__EXERCISE__.
Please restate the records below verbatim, omitting every image they hold.

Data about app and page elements
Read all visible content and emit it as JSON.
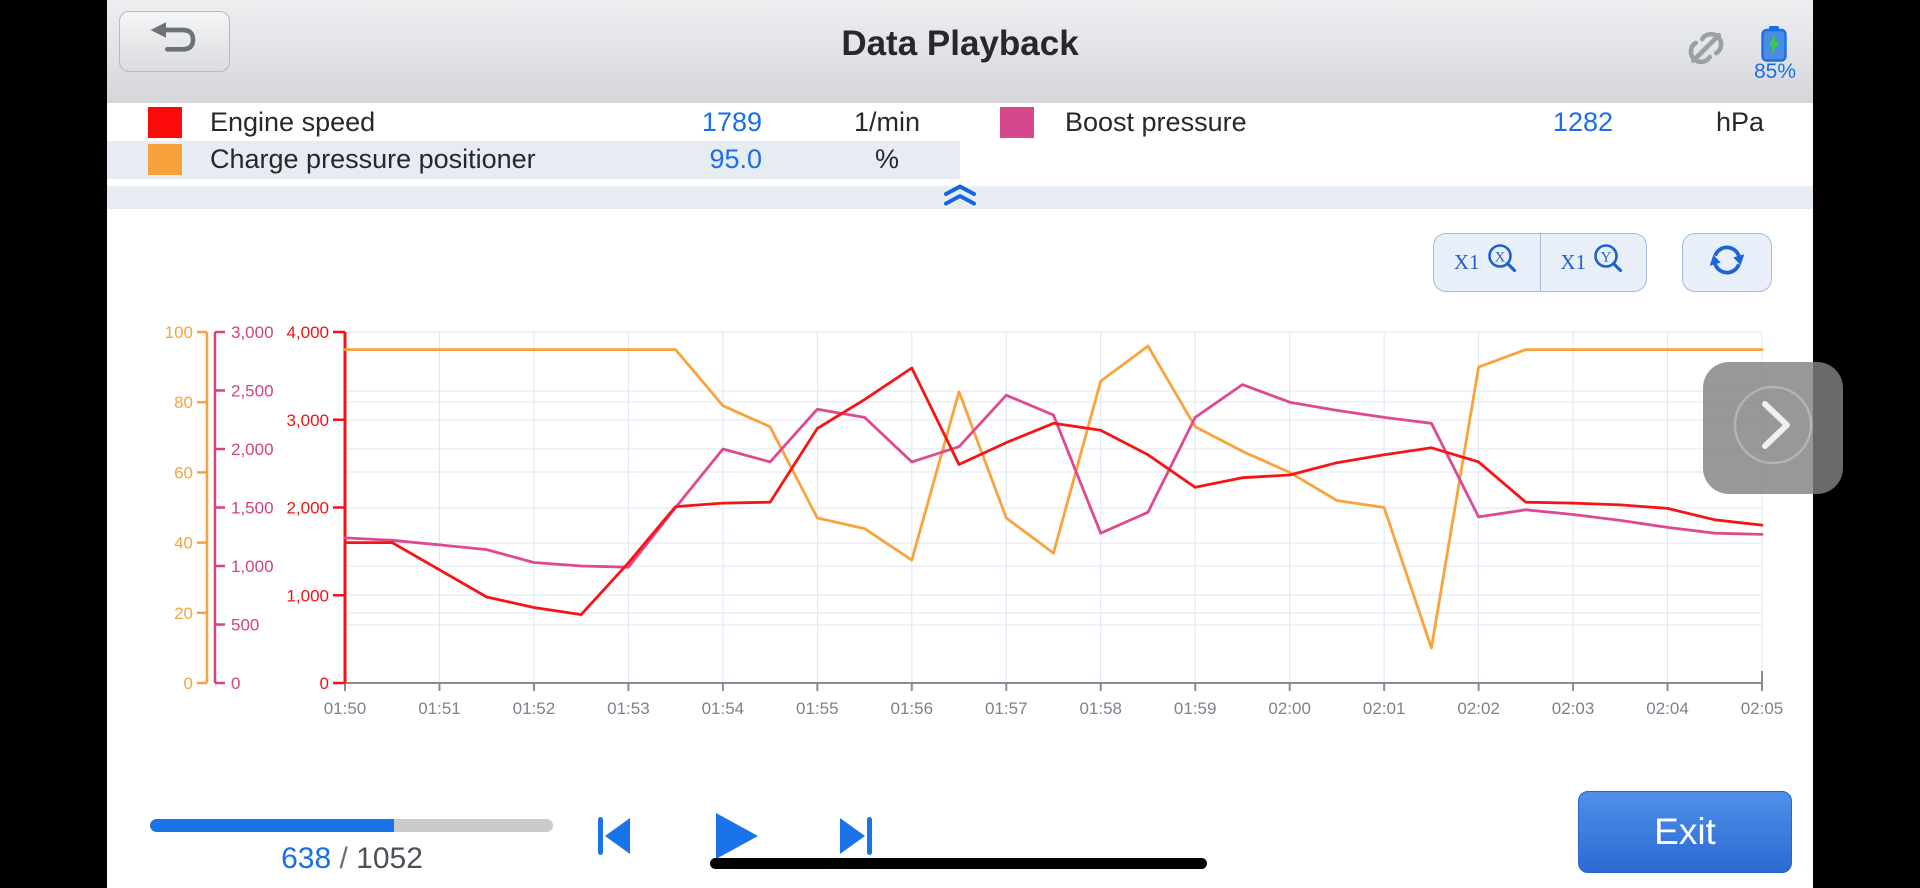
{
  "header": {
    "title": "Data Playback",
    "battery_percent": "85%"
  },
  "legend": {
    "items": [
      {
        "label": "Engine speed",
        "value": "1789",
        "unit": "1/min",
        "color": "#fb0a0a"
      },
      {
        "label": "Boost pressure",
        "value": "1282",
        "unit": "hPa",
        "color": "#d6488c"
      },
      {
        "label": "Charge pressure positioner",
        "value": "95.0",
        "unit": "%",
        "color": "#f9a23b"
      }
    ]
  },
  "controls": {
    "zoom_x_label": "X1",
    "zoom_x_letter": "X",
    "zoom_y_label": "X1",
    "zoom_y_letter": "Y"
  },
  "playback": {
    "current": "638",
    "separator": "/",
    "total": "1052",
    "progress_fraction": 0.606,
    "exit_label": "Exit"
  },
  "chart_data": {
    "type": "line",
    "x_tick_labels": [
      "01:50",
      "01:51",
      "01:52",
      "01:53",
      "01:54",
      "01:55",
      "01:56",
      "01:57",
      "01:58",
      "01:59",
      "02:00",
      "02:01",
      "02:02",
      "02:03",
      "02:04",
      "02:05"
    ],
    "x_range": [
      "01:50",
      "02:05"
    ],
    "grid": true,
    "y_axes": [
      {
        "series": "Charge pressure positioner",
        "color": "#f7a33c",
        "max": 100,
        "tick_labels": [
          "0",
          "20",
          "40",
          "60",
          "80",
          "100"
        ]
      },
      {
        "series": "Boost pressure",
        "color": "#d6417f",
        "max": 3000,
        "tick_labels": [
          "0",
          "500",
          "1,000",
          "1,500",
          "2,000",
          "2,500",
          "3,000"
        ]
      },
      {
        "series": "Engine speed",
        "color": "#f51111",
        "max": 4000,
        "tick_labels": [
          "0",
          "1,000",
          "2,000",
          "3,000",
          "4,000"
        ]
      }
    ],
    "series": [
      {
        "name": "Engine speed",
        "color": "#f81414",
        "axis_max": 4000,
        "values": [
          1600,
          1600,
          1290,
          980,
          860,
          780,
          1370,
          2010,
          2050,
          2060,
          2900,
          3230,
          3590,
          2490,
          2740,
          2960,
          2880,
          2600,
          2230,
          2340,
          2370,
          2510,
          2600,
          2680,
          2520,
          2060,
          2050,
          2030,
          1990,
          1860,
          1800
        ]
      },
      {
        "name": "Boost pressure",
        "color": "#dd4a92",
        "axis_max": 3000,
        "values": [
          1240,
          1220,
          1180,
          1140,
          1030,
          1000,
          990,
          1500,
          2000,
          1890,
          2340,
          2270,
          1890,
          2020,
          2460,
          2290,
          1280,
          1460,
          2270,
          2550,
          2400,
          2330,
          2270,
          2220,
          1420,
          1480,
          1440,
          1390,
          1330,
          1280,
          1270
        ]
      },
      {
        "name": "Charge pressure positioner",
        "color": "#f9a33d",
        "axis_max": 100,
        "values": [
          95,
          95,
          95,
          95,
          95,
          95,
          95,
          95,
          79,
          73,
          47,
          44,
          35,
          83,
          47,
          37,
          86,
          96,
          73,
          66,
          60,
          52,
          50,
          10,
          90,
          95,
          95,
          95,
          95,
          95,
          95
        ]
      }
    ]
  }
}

__RESULT BELOW__.
Read all visible content and emit it as JSON.
{
  "header": {
    "title": "Data Playback",
    "battery_percent": "85%"
  },
  "legend": {
    "items": [
      {
        "label": "Engine speed",
        "value": "1789",
        "unit": "1/min",
        "color": "#fb0a0a"
      },
      {
        "label": "Boost pressure",
        "value": "1282",
        "unit": "hPa",
        "color": "#d6488c"
      },
      {
        "label": "Charge pressure positioner",
        "value": "95.0",
        "unit": "%",
        "color": "#f9a23b"
      }
    ]
  },
  "controls": {
    "zoom_x_label": "X1",
    "zoom_x_letter": "X",
    "zoom_y_label": "X1",
    "zoom_y_letter": "Y"
  },
  "playback": {
    "current": "638",
    "separator": "/",
    "total": "1052",
    "progress_fraction": 0.606,
    "exit_label": "Exit"
  },
  "chart_data": {
    "type": "line",
    "x_tick_labels": [
      "01:50",
      "01:51",
      "01:52",
      "01:53",
      "01:54",
      "01:55",
      "01:56",
      "01:57",
      "01:58",
      "01:59",
      "02:00",
      "02:01",
      "02:02",
      "02:03",
      "02:04",
      "02:05"
    ],
    "x_range": [
      "01:50",
      "02:05"
    ],
    "grid": true,
    "y_axes": [
      {
        "series": "Charge pressure positioner",
        "color": "#f7a33c",
        "max": 100,
        "tick_labels": [
          "0",
          "20",
          "40",
          "60",
          "80",
          "100"
        ]
      },
      {
        "series": "Boost pressure",
        "color": "#d6417f",
        "max": 3000,
        "tick_labels": [
          "0",
          "500",
          "1,000",
          "1,500",
          "2,000",
          "2,500",
          "3,000"
        ]
      },
      {
        "series": "Engine speed",
        "color": "#f51111",
        "max": 4000,
        "tick_labels": [
          "0",
          "1,000",
          "2,000",
          "3,000",
          "4,000"
        ]
      }
    ],
    "series": [
      {
        "name": "Engine speed",
        "color": "#f81414",
        "axis_max": 4000,
        "values": [
          1600,
          1600,
          1290,
          980,
          860,
          780,
          1370,
          2010,
          2050,
          2060,
          2900,
          3230,
          3590,
          2490,
          2740,
          2960,
          2880,
          2600,
          2230,
          2340,
          2370,
          2510,
          2600,
          2680,
          2520,
          2060,
          2050,
          2030,
          1990,
          1860,
          1800
        ]
      },
      {
        "name": "Boost pressure",
        "color": "#dd4a92",
        "axis_max": 3000,
        "values": [
          1240,
          1220,
          1180,
          1140,
          1030,
          1000,
          990,
          1500,
          2000,
          1890,
          2340,
          2270,
          1890,
          2020,
          2460,
          2290,
          1280,
          1460,
          2270,
          2550,
          2400,
          2330,
          2270,
          2220,
          1420,
          1480,
          1440,
          1390,
          1330,
          1280,
          1270
        ]
      },
      {
        "name": "Charge pressure positioner",
        "color": "#f9a33d",
        "axis_max": 100,
        "values": [
          95,
          95,
          95,
          95,
          95,
          95,
          95,
          95,
          79,
          73,
          47,
          44,
          35,
          83,
          47,
          37,
          86,
          96,
          73,
          66,
          60,
          52,
          50,
          10,
          90,
          95,
          95,
          95,
          95,
          95,
          95
        ]
      }
    ]
  }
}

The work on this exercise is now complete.